* EXERCISE DETAILS
Set the records down again. Match every line exactly.

* DATA EXTRACT
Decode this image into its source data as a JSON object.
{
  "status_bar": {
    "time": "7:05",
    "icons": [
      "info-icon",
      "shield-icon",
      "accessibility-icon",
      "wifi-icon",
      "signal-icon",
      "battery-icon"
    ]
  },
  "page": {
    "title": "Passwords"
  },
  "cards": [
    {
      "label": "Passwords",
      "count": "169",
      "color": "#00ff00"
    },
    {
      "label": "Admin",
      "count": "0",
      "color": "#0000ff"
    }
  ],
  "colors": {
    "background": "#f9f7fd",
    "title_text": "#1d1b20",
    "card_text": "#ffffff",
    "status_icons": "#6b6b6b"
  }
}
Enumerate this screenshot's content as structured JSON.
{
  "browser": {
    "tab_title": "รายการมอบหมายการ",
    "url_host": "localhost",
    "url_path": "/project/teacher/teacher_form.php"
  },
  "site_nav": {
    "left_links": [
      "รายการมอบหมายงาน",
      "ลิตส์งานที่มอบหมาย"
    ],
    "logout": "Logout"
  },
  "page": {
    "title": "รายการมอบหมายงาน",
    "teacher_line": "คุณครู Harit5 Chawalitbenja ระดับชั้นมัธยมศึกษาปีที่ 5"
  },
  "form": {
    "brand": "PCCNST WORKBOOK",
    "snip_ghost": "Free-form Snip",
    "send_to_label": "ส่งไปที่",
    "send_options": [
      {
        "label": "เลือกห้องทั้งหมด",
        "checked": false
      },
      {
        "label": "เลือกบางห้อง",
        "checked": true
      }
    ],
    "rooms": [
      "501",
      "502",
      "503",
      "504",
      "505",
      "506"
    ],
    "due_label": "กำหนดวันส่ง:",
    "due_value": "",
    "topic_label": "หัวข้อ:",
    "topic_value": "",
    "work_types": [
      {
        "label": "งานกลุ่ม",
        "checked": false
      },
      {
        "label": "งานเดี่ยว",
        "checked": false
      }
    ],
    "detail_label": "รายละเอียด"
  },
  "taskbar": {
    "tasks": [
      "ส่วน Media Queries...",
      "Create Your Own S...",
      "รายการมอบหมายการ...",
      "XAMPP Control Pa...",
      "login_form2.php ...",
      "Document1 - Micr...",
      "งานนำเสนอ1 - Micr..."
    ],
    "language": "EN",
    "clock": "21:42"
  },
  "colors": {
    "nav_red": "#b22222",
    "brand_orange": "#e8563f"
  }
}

* ANSWER TO THE PROBLEM
Decode this image into its source data as a JSON object.
{
  "status_bar": {
    "time": "7:05",
    "icons": [
      "info-icon",
      "shield-icon",
      "accessibility-icon",
      "wifi-icon",
      "signal-icon",
      "battery-icon"
    ]
  },
  "page": {
    "title": "Passwords"
  },
  "cards": [
    {
      "label": "Passwords",
      "count": "169",
      "color": "#00ff00"
    },
    {
      "label": "Admin",
      "count": "0",
      "color": "#0000ff"
    }
  ],
  "colors": {
    "background": "#f9f7fd",
    "title_text": "#1d1b20",
    "card_text": "#ffffff",
    "status_icons": "#6b6b6b"
  }
}
Enumerate this screenshot's content as structured JSON.
{
  "browser": {
    "tab_title": "รายการมอบหมายการ",
    "url_host": "localhost",
    "url_path": "/project/teacher/teacher_form.php"
  },
  "site_nav": {
    "left_links": [
      "รายการมอบหมายงาน",
      "ลิตส์งานที่มอบหมาย"
    ],
    "logout": "Logout"
  },
  "page": {
    "title": "รายการมอบหมายงาน",
    "teacher_line": "คุณครู Harit5 Chawalitbenja ระดับชั้นมัธยมศึกษาปีที่ 5"
  },
  "form": {
    "brand": "PCCNST WORKBOOK",
    "snip_ghost": "Free-form Snip",
    "send_to_label": "ส่งไปที่",
    "send_options": [
      {
        "label": "เลือกห้องทั้งหมด",
        "checked": false
      },
      {
        "label": "เลือกบางห้อง",
        "checked": true
      }
    ],
    "rooms": [
      "501",
      "502",
      "503",
      "504",
      "505",
      "506"
    ],
    "due_label": "กำหนดวันส่ง:",
    "due_value": "",
    "topic_label": "หัวข้อ:",
    "topic_value": "",
    "work_types": [
      {
        "label": "งานกลุ่ม",
        "checked": false
      },
      {
        "label": "งานเดี่ยว",
        "checked": false
      }
    ],
    "detail_label": "รายละเอียด"
  },
  "taskbar": {
    "tasks": [
      "ส่วน Media Queries...",
      "Create Your Own S...",
      "รายการมอบหมายการ...",
      "XAMPP Control Pa...",
      "login_form2.php ...",
      "Document1 - Micr...",
      "งานนำเสนอ1 - Micr..."
    ],
    "language": "EN",
    "clock": "21:42"
  },
  "colors": {
    "nav_red": "#b22222",
    "brand_orange": "#e8563f"
  }
}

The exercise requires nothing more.